Work instructions: In the material below, print every line exactly and omit the pictures.

=== Begin Enclosure ===

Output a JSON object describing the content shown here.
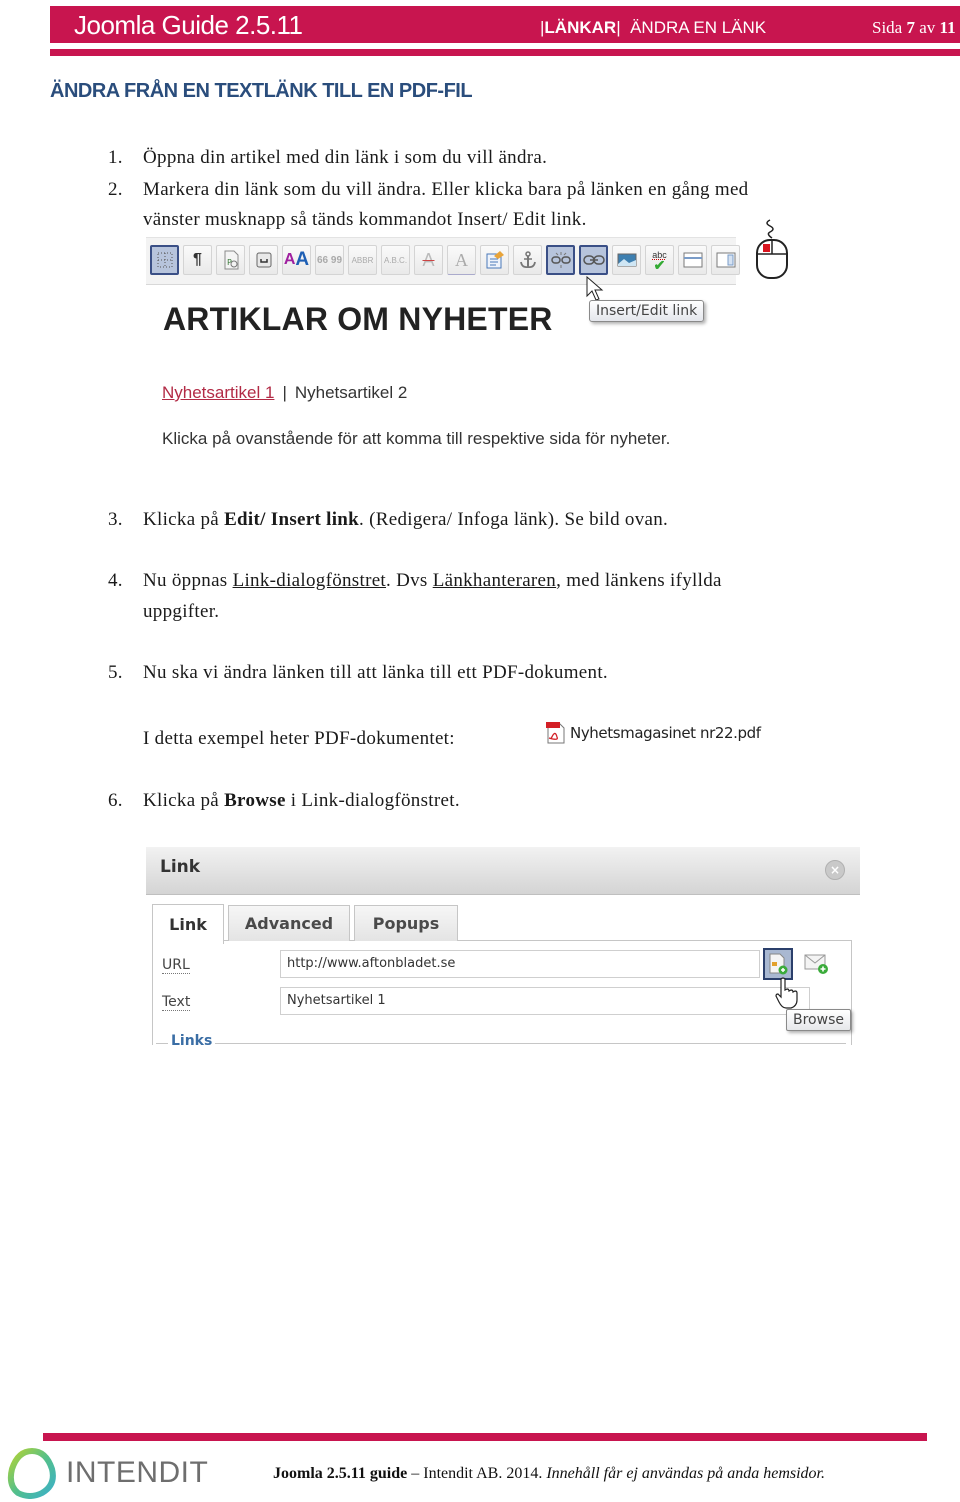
{
  "header": {
    "title": "Joomla Guide 2.5.11",
    "section": "LÄNKAR",
    "subsection": "ÄNDRA EN LÄNK",
    "page_prefix": "Sida",
    "page_current": "7",
    "page_sep": "av",
    "page_total": "11",
    "brand_color": "#c8154f"
  },
  "heading": "ÄNDRA FRÅN EN TEXTLÄNK TILL EN PDF-FIL",
  "steps": [
    {
      "num": "1.",
      "text": "Öppna din artikel med din länk i som du vill ändra."
    },
    {
      "num": "2.",
      "line1": "Markera din länk som du vill ändra. Eller klicka bara på länken en gång med",
      "line2": "vänster musknapp så tänds kommandot Insert/ Edit link."
    },
    {
      "num": "3.",
      "pre": "Klicka på ",
      "bold": "Edit/ Insert link",
      "post": ". (Redigera/ Infoga länk). Se bild ovan."
    },
    {
      "num": "4.",
      "pre": "Nu öppnas ",
      "link1": "Link-dialogfönstret",
      "mid": ". Dvs ",
      "link2": "Länkhanteraren",
      "post": ", med länkens ifyllda",
      "line2": "uppgifter."
    },
    {
      "num": "5.",
      "text": "Nu ska vi ändra länken till att länka till ett PDF-dokument."
    },
    {
      "num": "",
      "text": "I detta exempel heter PDF-dokumentet:"
    },
    {
      "num": "6.",
      "pre": "Klicka på ",
      "bold": "Browse",
      "post": " i Link-dialogfönstret."
    }
  ],
  "editor_screenshot": {
    "toolbar_buttons": [
      {
        "icon": "visual-aid-icon",
        "active": true
      },
      {
        "icon": "pilcrow-icon",
        "label": "¶"
      },
      {
        "icon": "template-icon"
      },
      {
        "icon": "insert-layer-icon"
      },
      {
        "icon": "styles-icon",
        "label": "AA"
      },
      {
        "icon": "quote-icon",
        "label": "66 99"
      },
      {
        "icon": "abbr-icon",
        "label": "ABBR"
      },
      {
        "icon": "acronym-icon",
        "label": "A.B.C."
      },
      {
        "icon": "strikethrough-icon",
        "label": "A"
      },
      {
        "icon": "text-color-icon",
        "label": "A"
      },
      {
        "icon": "attributes-icon"
      },
      {
        "icon": "anchor-icon"
      },
      {
        "icon": "unlink-icon",
        "active": true
      },
      {
        "icon": "link-icon",
        "active": true
      },
      {
        "icon": "image-icon"
      },
      {
        "icon": "spellcheck-icon",
        "label": "abc"
      },
      {
        "icon": "horizontal-rule-icon"
      },
      {
        "icon": "layer-icon"
      }
    ],
    "tooltip": "Insert/Edit link",
    "article_heading": "ARTIKLAR OM NYHETER",
    "link1": "Nyhetsartikel 1",
    "separator": "|",
    "link2": "Nyhetsartikel 2",
    "description": "Klicka på ovanstående för att komma till respektive sida för nyheter."
  },
  "pdf_file": {
    "name": "Nyhetsmagasinet nr22.pdf",
    "icon": "pdf-file-icon"
  },
  "link_dialog": {
    "title": "Link",
    "close": "×",
    "tabs": [
      {
        "label": "Link",
        "active": true
      },
      {
        "label": "Advanced",
        "active": false
      },
      {
        "label": "Popups",
        "active": false
      }
    ],
    "url_label": "URL",
    "url_value": "http://www.aftonbladet.se",
    "text_label": "Text",
    "text_value": "Nyhetsartikel 1",
    "browse_tooltip": "Browse",
    "links_legend": "Links"
  },
  "footer": {
    "logo_text": "INTENDIT",
    "guide_bold": "Joomla 2.5.11 guide",
    "dash": " – ",
    "company": "Intendit AB. 2014. ",
    "notice": "Innehåll får ej användas på anda hemsidor."
  }
}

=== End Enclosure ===

Response to this task:
Output a JSON object describing the content shown here.
{
  "header": {
    "title": "Joomla Guide 2.5.11",
    "section": "LÄNKAR",
    "subsection": "ÄNDRA EN LÄNK",
    "page_prefix": "Sida",
    "page_current": "7",
    "page_sep": "av",
    "page_total": "11",
    "brand_color": "#c8154f"
  },
  "heading": "ÄNDRA FRÅN EN TEXTLÄNK TILL EN PDF-FIL",
  "steps": [
    {
      "num": "1.",
      "text": "Öppna din artikel med din länk i som du vill ändra."
    },
    {
      "num": "2.",
      "line1": "Markera din länk som du vill ändra. Eller klicka bara på länken en gång med",
      "line2": "vänster musknapp så tänds kommandot Insert/ Edit link."
    },
    {
      "num": "3.",
      "pre": "Klicka på ",
      "bold": "Edit/ Insert link",
      "post": ". (Redigera/ Infoga länk). Se bild ovan."
    },
    {
      "num": "4.",
      "pre": "Nu öppnas ",
      "link1": "Link-dialogfönstret",
      "mid": ". Dvs ",
      "link2": "Länkhanteraren",
      "post": ", med länkens ifyllda",
      "line2": "uppgifter."
    },
    {
      "num": "5.",
      "text": "Nu ska vi ändra länken till att länka till ett PDF-dokument."
    },
    {
      "num": "",
      "text": "I detta exempel heter PDF-dokumentet:"
    },
    {
      "num": "6.",
      "pre": "Klicka på ",
      "bold": "Browse",
      "post": " i Link-dialogfönstret."
    }
  ],
  "editor_screenshot": {
    "toolbar_buttons": [
      {
        "icon": "visual-aid-icon",
        "active": true
      },
      {
        "icon": "pilcrow-icon",
        "label": "¶"
      },
      {
        "icon": "template-icon"
      },
      {
        "icon": "insert-layer-icon"
      },
      {
        "icon": "styles-icon",
        "label": "AA"
      },
      {
        "icon": "quote-icon",
        "label": "66 99"
      },
      {
        "icon": "abbr-icon",
        "label": "ABBR"
      },
      {
        "icon": "acronym-icon",
        "label": "A.B.C."
      },
      {
        "icon": "strikethrough-icon",
        "label": "A"
      },
      {
        "icon": "text-color-icon",
        "label": "A"
      },
      {
        "icon": "attributes-icon"
      },
      {
        "icon": "anchor-icon"
      },
      {
        "icon": "unlink-icon",
        "active": true
      },
      {
        "icon": "link-icon",
        "active": true
      },
      {
        "icon": "image-icon"
      },
      {
        "icon": "spellcheck-icon",
        "label": "abc"
      },
      {
        "icon": "horizontal-rule-icon"
      },
      {
        "icon": "layer-icon"
      }
    ],
    "tooltip": "Insert/Edit link",
    "article_heading": "ARTIKLAR OM NYHETER",
    "link1": "Nyhetsartikel 1",
    "separator": "|",
    "link2": "Nyhetsartikel 2",
    "description": "Klicka på ovanstående för att komma till respektive sida för nyheter."
  },
  "pdf_file": {
    "name": "Nyhetsmagasinet nr22.pdf",
    "icon": "pdf-file-icon"
  },
  "link_dialog": {
    "title": "Link",
    "close": "×",
    "tabs": [
      {
        "label": "Link",
        "active": true
      },
      {
        "label": "Advanced",
        "active": false
      },
      {
        "label": "Popups",
        "active": false
      }
    ],
    "url_label": "URL",
    "url_value": "http://www.aftonbladet.se",
    "text_label": "Text",
    "text_value": "Nyhetsartikel 1",
    "browse_tooltip": "Browse",
    "links_legend": "Links"
  },
  "footer": {
    "logo_text": "INTENDIT",
    "guide_bold": "Joomla 2.5.11 guide",
    "dash": " – ",
    "company": "Intendit AB. 2014. ",
    "notice": "Innehåll får ej användas på anda hemsidor."
  }
}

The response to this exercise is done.